Pursuant to section 17 (2) sentence 1 of the FinDAG, the promulgation shall be public. The public promulgation shall be made by means of an electronic announcement on the BaFin website (section 17 (2) sentence 2 of the FinDAG in conjunction with section 41 (4) sentence 1 of the VwVfG).
Pursuant to section 4b (6) of the WpHG, objections to and appeals against the measures under subsection (1) shall have no postponing effect.
I would also like to point out that, in accordance with section 39 (2) no. 2b of the WpHG, an administrative offence is deemed to be committed by any party who, intentionally or negligently, fails to comply with an enforceable order under section 4b (1) of the WpHG.”
1 Cf. Lause in: Gruber/Gruber/Braun, Asset-Backed-Securities und Kreditderivate, 2005, p. 29 ff.
2 Trafkowski, Kreditderivate und Versicherungsderivate als Risikotransferverträge, 2007, p. 24.
3 Zahn/Lemke, Die Credit Linked Note – Anleihe mit integriertem Kreditderivat, WM 2002, p. 1536, 1537.
4 OJ L 173 of 12 June 2014, p. 84.
5Explanatory memorandum on the draft Retail Investor Protection Act (Begründung zum Gesetzesentwurf eines Kleinanlegerschutzgesetzes), Bundestag printed paper, 18/3994, p. 53.
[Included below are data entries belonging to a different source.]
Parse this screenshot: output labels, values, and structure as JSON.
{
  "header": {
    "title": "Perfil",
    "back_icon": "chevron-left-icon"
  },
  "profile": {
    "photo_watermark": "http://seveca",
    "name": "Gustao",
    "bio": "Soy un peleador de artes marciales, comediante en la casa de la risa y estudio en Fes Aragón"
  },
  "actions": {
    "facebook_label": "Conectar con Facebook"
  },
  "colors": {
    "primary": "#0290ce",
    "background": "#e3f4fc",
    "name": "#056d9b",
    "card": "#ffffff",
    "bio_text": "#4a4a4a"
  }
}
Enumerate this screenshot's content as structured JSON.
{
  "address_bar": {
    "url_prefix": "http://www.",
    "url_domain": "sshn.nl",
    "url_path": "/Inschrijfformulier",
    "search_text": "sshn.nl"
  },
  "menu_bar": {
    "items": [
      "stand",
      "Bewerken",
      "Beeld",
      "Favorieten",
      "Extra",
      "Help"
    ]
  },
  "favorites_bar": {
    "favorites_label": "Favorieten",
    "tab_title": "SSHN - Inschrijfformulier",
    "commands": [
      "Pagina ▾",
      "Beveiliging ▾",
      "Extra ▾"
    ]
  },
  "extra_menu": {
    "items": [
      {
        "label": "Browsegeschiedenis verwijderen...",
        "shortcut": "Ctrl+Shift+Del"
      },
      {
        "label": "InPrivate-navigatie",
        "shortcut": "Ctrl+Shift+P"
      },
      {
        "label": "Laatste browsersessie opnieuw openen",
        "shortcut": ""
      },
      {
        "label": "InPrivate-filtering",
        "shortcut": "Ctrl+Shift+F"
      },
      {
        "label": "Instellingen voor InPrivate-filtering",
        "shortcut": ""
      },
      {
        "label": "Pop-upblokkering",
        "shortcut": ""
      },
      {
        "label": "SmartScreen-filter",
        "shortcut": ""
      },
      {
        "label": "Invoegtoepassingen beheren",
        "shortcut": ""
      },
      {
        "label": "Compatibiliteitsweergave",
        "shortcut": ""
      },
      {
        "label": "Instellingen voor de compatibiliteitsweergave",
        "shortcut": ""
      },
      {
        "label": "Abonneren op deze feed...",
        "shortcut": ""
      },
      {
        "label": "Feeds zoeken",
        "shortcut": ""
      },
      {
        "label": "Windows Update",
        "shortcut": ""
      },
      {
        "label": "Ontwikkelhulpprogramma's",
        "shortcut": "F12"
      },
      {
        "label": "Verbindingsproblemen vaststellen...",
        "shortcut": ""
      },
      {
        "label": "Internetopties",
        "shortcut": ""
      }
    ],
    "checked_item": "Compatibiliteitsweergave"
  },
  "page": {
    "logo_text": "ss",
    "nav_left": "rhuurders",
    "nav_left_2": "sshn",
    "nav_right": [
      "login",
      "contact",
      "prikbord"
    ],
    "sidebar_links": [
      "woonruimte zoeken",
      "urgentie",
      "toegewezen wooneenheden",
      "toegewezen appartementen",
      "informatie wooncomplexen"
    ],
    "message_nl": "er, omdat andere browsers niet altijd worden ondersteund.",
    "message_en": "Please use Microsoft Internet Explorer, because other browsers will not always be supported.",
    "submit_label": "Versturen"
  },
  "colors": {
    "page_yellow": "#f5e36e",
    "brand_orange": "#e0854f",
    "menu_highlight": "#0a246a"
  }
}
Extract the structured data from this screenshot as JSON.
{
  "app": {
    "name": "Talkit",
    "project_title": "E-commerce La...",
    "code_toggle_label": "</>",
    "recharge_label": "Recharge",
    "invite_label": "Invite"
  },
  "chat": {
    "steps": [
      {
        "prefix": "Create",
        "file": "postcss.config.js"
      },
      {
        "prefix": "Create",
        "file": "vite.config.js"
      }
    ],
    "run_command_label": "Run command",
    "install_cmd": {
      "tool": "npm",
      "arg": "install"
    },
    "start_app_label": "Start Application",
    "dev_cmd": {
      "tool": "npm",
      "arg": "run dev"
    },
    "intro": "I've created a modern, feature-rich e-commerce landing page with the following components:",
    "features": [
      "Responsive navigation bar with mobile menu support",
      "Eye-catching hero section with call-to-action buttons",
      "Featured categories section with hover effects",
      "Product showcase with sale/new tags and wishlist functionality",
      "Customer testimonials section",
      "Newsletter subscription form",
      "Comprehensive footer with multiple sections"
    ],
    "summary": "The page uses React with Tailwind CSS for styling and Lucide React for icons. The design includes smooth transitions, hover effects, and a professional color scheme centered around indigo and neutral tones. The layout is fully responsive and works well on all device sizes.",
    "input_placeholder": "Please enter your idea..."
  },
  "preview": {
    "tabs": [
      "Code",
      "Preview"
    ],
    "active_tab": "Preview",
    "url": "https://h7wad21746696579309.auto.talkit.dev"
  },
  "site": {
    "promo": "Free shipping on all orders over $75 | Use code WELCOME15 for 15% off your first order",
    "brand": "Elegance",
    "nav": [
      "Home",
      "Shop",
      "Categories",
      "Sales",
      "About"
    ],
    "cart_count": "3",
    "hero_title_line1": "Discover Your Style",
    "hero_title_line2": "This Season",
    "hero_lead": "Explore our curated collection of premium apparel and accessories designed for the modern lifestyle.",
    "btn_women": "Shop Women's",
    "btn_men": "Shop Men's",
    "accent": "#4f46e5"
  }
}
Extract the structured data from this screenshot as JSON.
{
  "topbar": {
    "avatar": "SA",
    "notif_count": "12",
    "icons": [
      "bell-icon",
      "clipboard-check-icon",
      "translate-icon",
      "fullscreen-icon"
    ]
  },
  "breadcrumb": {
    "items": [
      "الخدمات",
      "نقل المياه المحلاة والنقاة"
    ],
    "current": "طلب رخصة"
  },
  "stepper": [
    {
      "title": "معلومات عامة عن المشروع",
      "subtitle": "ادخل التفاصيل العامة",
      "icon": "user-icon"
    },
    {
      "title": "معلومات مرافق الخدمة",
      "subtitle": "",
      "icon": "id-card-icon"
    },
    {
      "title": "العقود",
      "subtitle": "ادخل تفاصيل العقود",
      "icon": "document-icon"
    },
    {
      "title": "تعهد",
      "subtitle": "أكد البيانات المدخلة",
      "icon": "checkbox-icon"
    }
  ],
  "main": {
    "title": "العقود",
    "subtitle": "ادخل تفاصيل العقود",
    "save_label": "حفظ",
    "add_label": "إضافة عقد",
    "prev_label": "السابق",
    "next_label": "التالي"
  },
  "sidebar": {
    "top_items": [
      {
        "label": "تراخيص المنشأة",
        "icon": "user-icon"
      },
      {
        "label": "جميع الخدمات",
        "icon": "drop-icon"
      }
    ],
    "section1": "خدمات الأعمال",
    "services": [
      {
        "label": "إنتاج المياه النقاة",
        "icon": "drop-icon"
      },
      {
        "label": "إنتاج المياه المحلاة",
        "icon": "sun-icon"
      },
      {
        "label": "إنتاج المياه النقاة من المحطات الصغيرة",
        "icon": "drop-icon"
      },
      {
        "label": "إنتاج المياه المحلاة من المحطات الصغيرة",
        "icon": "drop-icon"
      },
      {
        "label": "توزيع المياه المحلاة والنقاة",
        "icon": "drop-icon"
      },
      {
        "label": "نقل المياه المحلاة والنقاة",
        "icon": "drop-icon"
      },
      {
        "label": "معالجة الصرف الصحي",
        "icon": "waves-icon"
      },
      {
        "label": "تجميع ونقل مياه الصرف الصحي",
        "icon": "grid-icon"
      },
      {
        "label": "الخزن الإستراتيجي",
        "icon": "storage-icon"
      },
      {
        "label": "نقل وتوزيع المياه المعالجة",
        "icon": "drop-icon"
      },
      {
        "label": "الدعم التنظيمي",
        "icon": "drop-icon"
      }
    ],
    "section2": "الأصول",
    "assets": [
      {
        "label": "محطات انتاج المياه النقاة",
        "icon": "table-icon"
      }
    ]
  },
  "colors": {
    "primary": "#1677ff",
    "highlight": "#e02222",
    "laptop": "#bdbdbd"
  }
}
6Final Report, ESMA's Technical Advice to the Commission on MiFID II and MiFIR (ref.: 2014/1569), p. 190 ff., available at: www.esma.europa.eu
7 Commission Delegated Regulation (EU) supplementing Regulation (EU) No 600/2014 of the European Parliament and of the Council with regard to definitions, transparency, portfolio compression and supervisory measures on product intervention and positions.
8 Cf. Benzler/Brunner-Reumann in: Burghof/Rudolph/Schäfer/Schönbucher/Sommer (editors), Kreditderivate, 3. ed., 2015, p. 367.
9 Karlsruhe Higher Regional Court (Oberlandesgericht Karlsruhe), ruling of 29 August 2013 - 9 U 24/11 (Constance Regional Court (Landgericht Konstanz)), BKR 2014, p. 205 ff.
10 Guidelines on complex debt instruments and structured deposits of 4 February 2016, ref. ESMA/2015/1787.
11 Comunicazione n. 0097996 del 22-12-2014, Comunicazione sulla distribuzione di prodotti finanziari complessi ai clienti retail.
12Cf: Karlsruhe Higher Regional Court (Oberlandesgericht Karlsruhe), ruling of 29 August 2013 - 9 U 24/11 (Constance Regional Court (Landesgericht Konstanz)), BKR 2014, p. 208, 210.
13 Cf. Zahn/Lemke, Die Credit Linked Note – Anleihe mit integriertem Kreditderivat, WM 2002, p. 1536, 1537.
14Final Report, ESMA's Technical Advice to the Commission on MiFID II and MiFIR (2014/1569), p. 190 ff., available under: www.esma.europa.eu; Commission Delegated Regulation supplementing Regulation (EU) No 600/2014 of the European Parliament and of the Council with regard to definitions, transparency, portfolio compression and supervisory measures on product intervention and positions.
Contact:Dr. Chan-Jae Yoo
Industrie und AnlegerReferat VBS 7
Phone: +49 (0) 228-4108-4396
Industrie und AnlegerReferat VBS 7
Phone: +49 (0) 228-4108-2740